I spent almost the whole day on this:
When I was an undergrad, I began accumulating book recommendations from friends, professors, magazines, newspapers, and other sources. Pretty soon I had so many that I set up a spreadsheet to record them. Over the years I added many titles to this list, but removed relatively few. The last time I looked at this list it was so cumbersome and overgrown I just closed the file again. There were more than 300 entries.
Today I decided to weed this unwieldy list of recommendations. The list was like an archaeological study of my “shoulds” of the past seven years. There were scholarly books on it, children’s picture books, yoga books, and cookbooks. It ran the gamut from Let That Be the Reason, which I eventually removed, to Shake Hands with the Devil, which remains. The reason it took me all day to cull this list is that I couldn’t go through more than thirty titles at a time without getting overwhelmed. It was sort of like cutting off limbs all over again, recognizing that even if I did read these books I would never be an expert on karmic traditions, on traditional Austrian desserts, on the psychology of caregivers. It sounds stupid, but at some point in my life I really truly did believe that if I read enough about everything, I’d know everything. (Now you know why Hermione is my favorite Potter character.) Cutting more than a hundred books off my list was my acknowledgment that knowing everything is impossible.
The reading list is still huge, just under 200 titles, and it doesn’t include the shelves of unread books that still reside in my office. I’ll never read everything no matter how hard I try, and in the meantime, I’ve got better things to do, so… until I clear my bookshelves and the titles on this spreadsheet, I will not collect any more book recommendations. I have enough to do as it is.

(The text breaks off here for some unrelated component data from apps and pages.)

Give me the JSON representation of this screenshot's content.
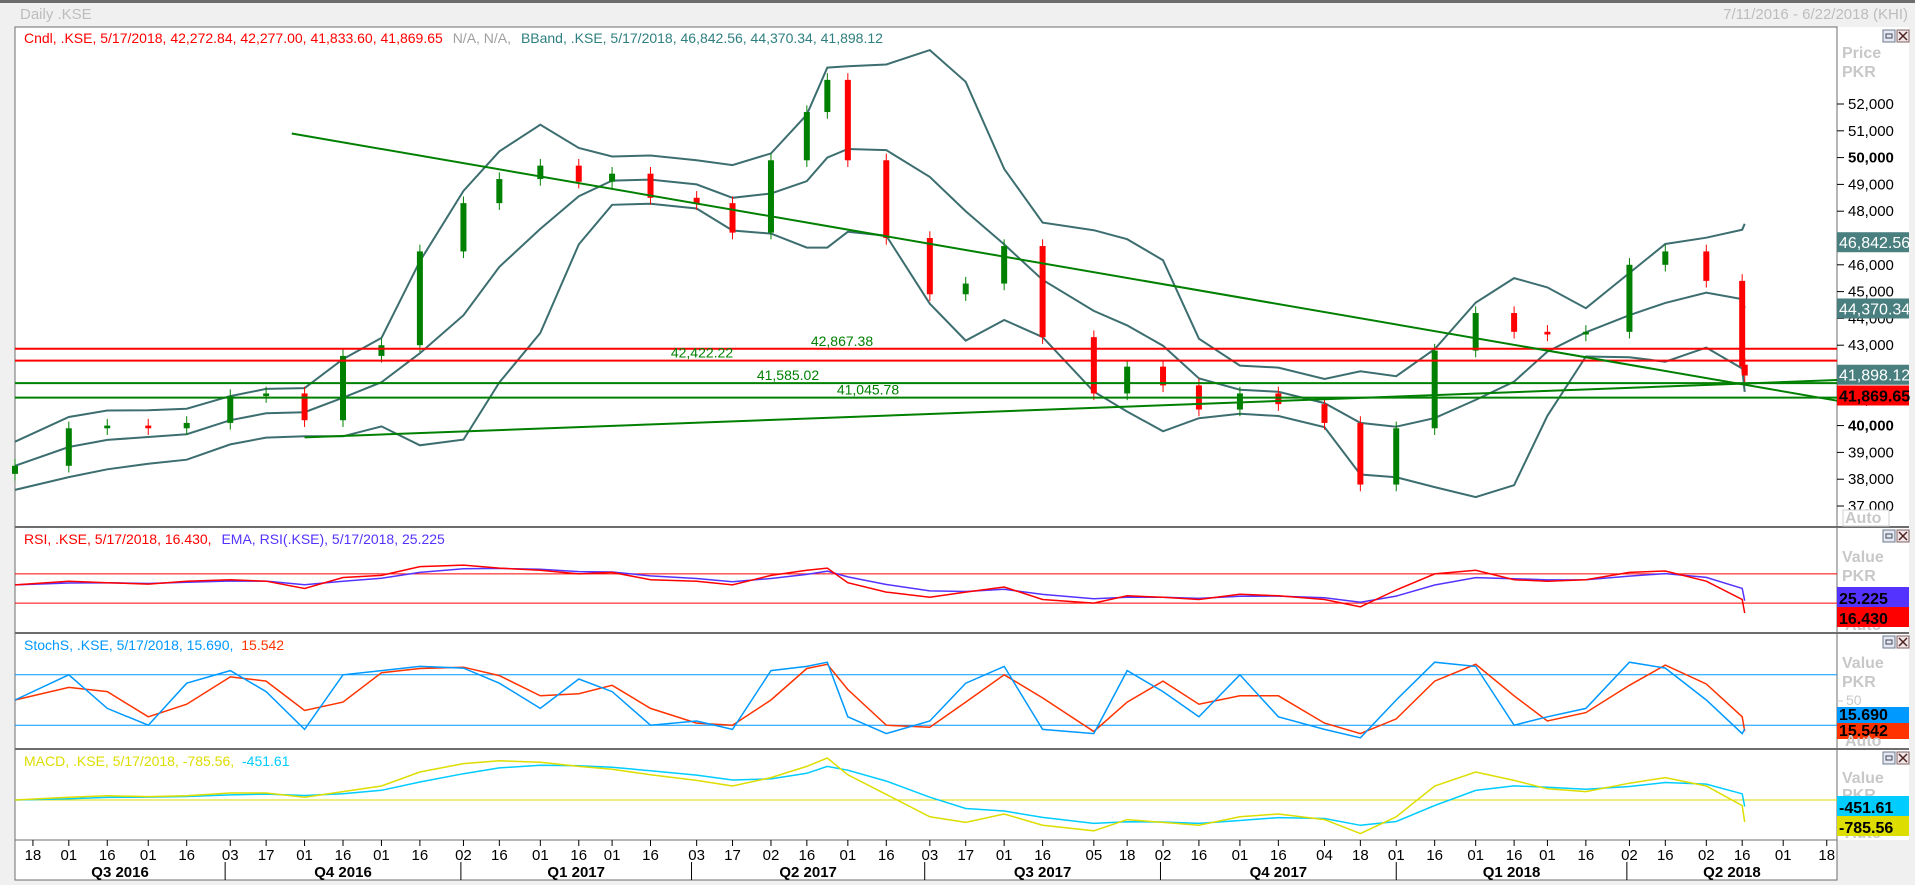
{
  "window": {
    "title": "Daily .KSE",
    "date_range": "7/11/2016 - 6/22/2018 (KHI)"
  },
  "price_panel": {
    "legend": {
      "cndl": "Cndl, .KSE, 5/17/2018, 42,272.84, 42,277.00, 41,833.60, 41,869.65",
      "na": "N/A, N/A,",
      "bband": "BBand, .KSE, 5/17/2018, 46,842.56, 44,370.34, 41,898.12"
    },
    "axis_title_1": "Price",
    "axis_title_2": "PKR",
    "auto_label": "Auto",
    "badges": [
      {
        "text": "46,842.56",
        "value": 46842.56,
        "color": "#4a7f80",
        "text_color": "#ffffff",
        "bold": false
      },
      {
        "text": "44,370.34",
        "value": 44370.34,
        "color": "#4a7f80",
        "text_color": "#ffffff",
        "bold": false
      },
      {
        "text": "41,898.12",
        "value": 41898.12,
        "color": "#4a7f80",
        "text_color": "#ffffff",
        "bold": false
      },
      {
        "text": "41,869.65",
        "value": 41869.65,
        "color": "#ff0000",
        "text_color": "#000000",
        "bold": true
      }
    ]
  },
  "rsi_panel": {
    "legend_rsi": "RSI, .KSE, 5/17/2018, 16.430,",
    "legend_ema": "EMA, RSI(.KSE), 5/17/2018, 25.225",
    "axis_title_1": "Value",
    "axis_title_2": "PKR",
    "auto_label": "Auto",
    "badges": [
      {
        "text": "25.225",
        "value": 25.225,
        "color": "#5533ff",
        "text_color": "#000000"
      },
      {
        "text": "16.430",
        "value": 16.43,
        "color": "#ff0000",
        "text_color": "#000000"
      }
    ]
  },
  "stoch_panel": {
    "legend_k": "StochS, .KSE, 5/17/2018, 15.690,",
    "legend_d": "15.542",
    "axis_title_1": "Value",
    "axis_title_2": "PKR",
    "tick_50": "50",
    "auto_label": "Auto",
    "badges": [
      {
        "text": "15.690",
        "value": 15.69,
        "color": "#0099ff",
        "text_color": "#000000"
      },
      {
        "text": "15.542",
        "value": 15.542,
        "color": "#ff3300",
        "text_color": "#000000"
      }
    ]
  },
  "macd_panel": {
    "legend_macd": "MACD, .KSE, 5/17/2018, -785.56,",
    "legend_signal": "-451.61",
    "axis_title_1": "Value",
    "axis_title_2": "PKR",
    "auto_label": "Auto",
    "badges": [
      {
        "text": "-451.61",
        "value": -451.61,
        "color": "#00ccff",
        "text_color": "#000000"
      },
      {
        "text": "-785.56",
        "value": -785.56,
        "color": "#dddd00",
        "text_color": "#000000"
      }
    ]
  },
  "colors": {
    "up": "#008000",
    "down": "#ff0000",
    "bband": "#3c6e70",
    "rsi": "#ff0000",
    "rsi_ema": "#5533ff",
    "stoch_k": "#0099ff",
    "stoch_d": "#ff3300",
    "macd": "#dddd00",
    "signal": "#00ccff",
    "hline_red": "#ff0000",
    "hline_green": "#008000"
  },
  "chart_data": {
    "type": "candlestick",
    "instrument": ".KSE",
    "x_range": [
      "2016-07-11",
      "2018-06-22"
    ],
    "y_range": [
      36500,
      53000
    ],
    "price_ticks": [
      37000,
      38000,
      39000,
      40000,
      41000,
      42000,
      43000,
      44000,
      45000,
      46000,
      47000,
      48000,
      49000,
      50000,
      51000,
      52000
    ],
    "price_tick_labels": [
      "37,000",
      "38,000",
      "39,000",
      "40,000",
      "41,000",
      "42,000",
      "43,000",
      "44,000",
      "45,000",
      "46,000",
      "47,000",
      "48,000",
      "49,000",
      "50,000",
      "51,000",
      "52,000"
    ],
    "dates": [
      "2016-07-11",
      "2016-08-01",
      "2016-08-16",
      "2016-09-01",
      "2016-09-16",
      "2016-10-03",
      "2016-10-17",
      "2016-11-01",
      "2016-11-16",
      "2016-12-01",
      "2016-12-16",
      "2017-01-02",
      "2017-01-16",
      "2017-02-01",
      "2017-02-16",
      "2017-03-01",
      "2017-03-16",
      "2017-04-03",
      "2017-04-17",
      "2017-05-02",
      "2017-05-16",
      "2017-05-24",
      "2017-06-01",
      "2017-06-16",
      "2017-07-03",
      "2017-07-17",
      "2017-08-01",
      "2017-08-16",
      "2017-09-05",
      "2017-09-18",
      "2017-10-02",
      "2017-10-16",
      "2017-11-01",
      "2017-11-16",
      "2017-12-04",
      "2017-12-18",
      "2018-01-01",
      "2018-01-16",
      "2018-02-01",
      "2018-02-16",
      "2018-03-01",
      "2018-03-16",
      "2018-04-02",
      "2018-04-16",
      "2018-05-02",
      "2018-05-16",
      "2018-05-17"
    ],
    "close": [
      38500,
      39900,
      40000,
      39900,
      40100,
      41100,
      41200,
      40200,
      42600,
      43000,
      46500,
      48300,
      49200,
      49700,
      49100,
      49400,
      48500,
      48300,
      47200,
      49900,
      51700,
      52900,
      49900,
      47000,
      44900,
      45300,
      46700,
      43300,
      41200,
      42200,
      41500,
      40600,
      41200,
      40800,
      40100,
      37800,
      39900,
      42800,
      44200,
      43500,
      43400,
      43500,
      46000,
      46500,
      45400,
      42200,
      41869.65
    ],
    "last_bar": {
      "date": "5/17/2018",
      "open": 42272.84,
      "high": 42277.0,
      "low": 41833.6,
      "close": 41869.65
    },
    "bband_last": {
      "upper": 46842.56,
      "middle": 44370.34,
      "lower": 41898.12
    },
    "horizontal_lines": [
      {
        "label": "42,867.38",
        "value": 42867.38,
        "color": "red"
      },
      {
        "label": "42,422.22",
        "value": 42422.22,
        "color": "red"
      },
      {
        "label": "41,585.02",
        "value": 41585.02,
        "color": "green"
      },
      {
        "label": "41,045.78",
        "value": 41045.78,
        "color": "green"
      }
    ],
    "trendlines": [
      {
        "from": [
          "2016-10-27",
          50900
        ],
        "to": [
          "2018-06-22",
          40930
        ]
      },
      {
        "from": [
          "2016-11-01",
          39560
        ],
        "to": [
          "2018-06-22",
          41700
        ]
      }
    ],
    "rsi": [
      55,
      60,
      58,
      56,
      60,
      62,
      60,
      50,
      65,
      68,
      80,
      82,
      78,
      75,
      70,
      72,
      62,
      60,
      55,
      68,
      75,
      78,
      58,
      45,
      38,
      45,
      52,
      35,
      30,
      40,
      38,
      35,
      42,
      40,
      35,
      25,
      48,
      70,
      75,
      62,
      60,
      62,
      72,
      74,
      60,
      35,
      16.43
    ],
    "rsi_levels": [
      70,
      30
    ],
    "stoch_k": [
      50,
      80,
      40,
      20,
      70,
      85,
      60,
      15,
      80,
      85,
      90,
      88,
      70,
      40,
      75,
      60,
      20,
      25,
      15,
      85,
      90,
      95,
      30,
      10,
      25,
      70,
      90,
      15,
      10,
      85,
      60,
      30,
      80,
      30,
      15,
      5,
      50,
      95,
      90,
      20,
      30,
      40,
      95,
      88,
      50,
      10,
      15.69
    ],
    "stoch_levels": [
      80,
      20
    ],
    "macd": [
      0,
      100,
      150,
      120,
      150,
      250,
      250,
      100,
      300,
      500,
      1000,
      1300,
      1400,
      1350,
      1200,
      1100,
      900,
      700,
      500,
      800,
      1200,
      1500,
      900,
      200,
      -600,
      -800,
      -500,
      -900,
      -1100,
      -700,
      -800,
      -900,
      -600,
      -500,
      -700,
      -1200,
      -600,
      500,
      1000,
      700,
      400,
      300,
      600,
      800,
      500,
      -200,
      -785.56
    ],
    "time_ticks": [
      [
        "2016-07-18",
        "18"
      ],
      [
        "2016-08-01",
        "01"
      ],
      [
        "2016-08-16",
        "16"
      ],
      [
        "2016-09-01",
        "01"
      ],
      [
        "2016-09-16",
        "16"
      ],
      [
        "2016-10-03",
        "03"
      ],
      [
        "2016-10-17",
        "17"
      ],
      [
        "2016-11-01",
        "01"
      ],
      [
        "2016-11-16",
        "16"
      ],
      [
        "2016-12-01",
        "01"
      ],
      [
        "2016-12-16",
        "16"
      ],
      [
        "2017-01-02",
        "02"
      ],
      [
        "2017-01-16",
        "16"
      ],
      [
        "2017-02-01",
        "01"
      ],
      [
        "2017-02-16",
        "16"
      ],
      [
        "2017-03-01",
        "01"
      ],
      [
        "2017-03-16",
        "16"
      ],
      [
        "2017-04-03",
        "03"
      ],
      [
        "2017-04-17",
        "17"
      ],
      [
        "2017-05-02",
        "02"
      ],
      [
        "2017-05-16",
        "16"
      ],
      [
        "2017-06-01",
        "01"
      ],
      [
        "2017-06-16",
        "16"
      ],
      [
        "2017-07-03",
        "03"
      ],
      [
        "2017-07-17",
        "17"
      ],
      [
        "2017-08-01",
        "01"
      ],
      [
        "2017-08-16",
        "16"
      ],
      [
        "2017-09-05",
        "05"
      ],
      [
        "2017-09-18",
        "18"
      ],
      [
        "2017-10-02",
        "02"
      ],
      [
        "2017-10-16",
        "16"
      ],
      [
        "2017-11-01",
        "01"
      ],
      [
        "2017-11-16",
        "16"
      ],
      [
        "2017-12-04",
        "04"
      ],
      [
        "2017-12-18",
        "18"
      ],
      [
        "2018-01-01",
        "01"
      ],
      [
        "2018-01-16",
        "16"
      ],
      [
        "2018-02-01",
        "01"
      ],
      [
        "2018-02-16",
        "16"
      ],
      [
        "2018-03-01",
        "01"
      ],
      [
        "2018-03-16",
        "16"
      ],
      [
        "2018-04-02",
        "02"
      ],
      [
        "2018-04-16",
        "16"
      ],
      [
        "2018-05-02",
        "02"
      ],
      [
        "2018-05-16",
        "16"
      ],
      [
        "2018-06-01",
        "01"
      ],
      [
        "2018-06-18",
        "18"
      ]
    ],
    "quarters": [
      [
        "2016-07-01",
        "Q3 2016"
      ],
      [
        "2016-10-01",
        "Q4 2016"
      ],
      [
        "2017-01-01",
        "Q1 2017"
      ],
      [
        "2017-04-01",
        "Q2 2017"
      ],
      [
        "2017-07-01",
        "Q3 2017"
      ],
      [
        "2017-10-01",
        "Q4 2017"
      ],
      [
        "2018-01-01",
        "Q1 2018"
      ],
      [
        "2018-04-01",
        "Q2 2018"
      ]
    ]
  }
}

(And yes, I recognize how totally OCD it is that I made this spreadsheet in the first place. Being excessively informationally organized is as much a handicap as it is an asset.)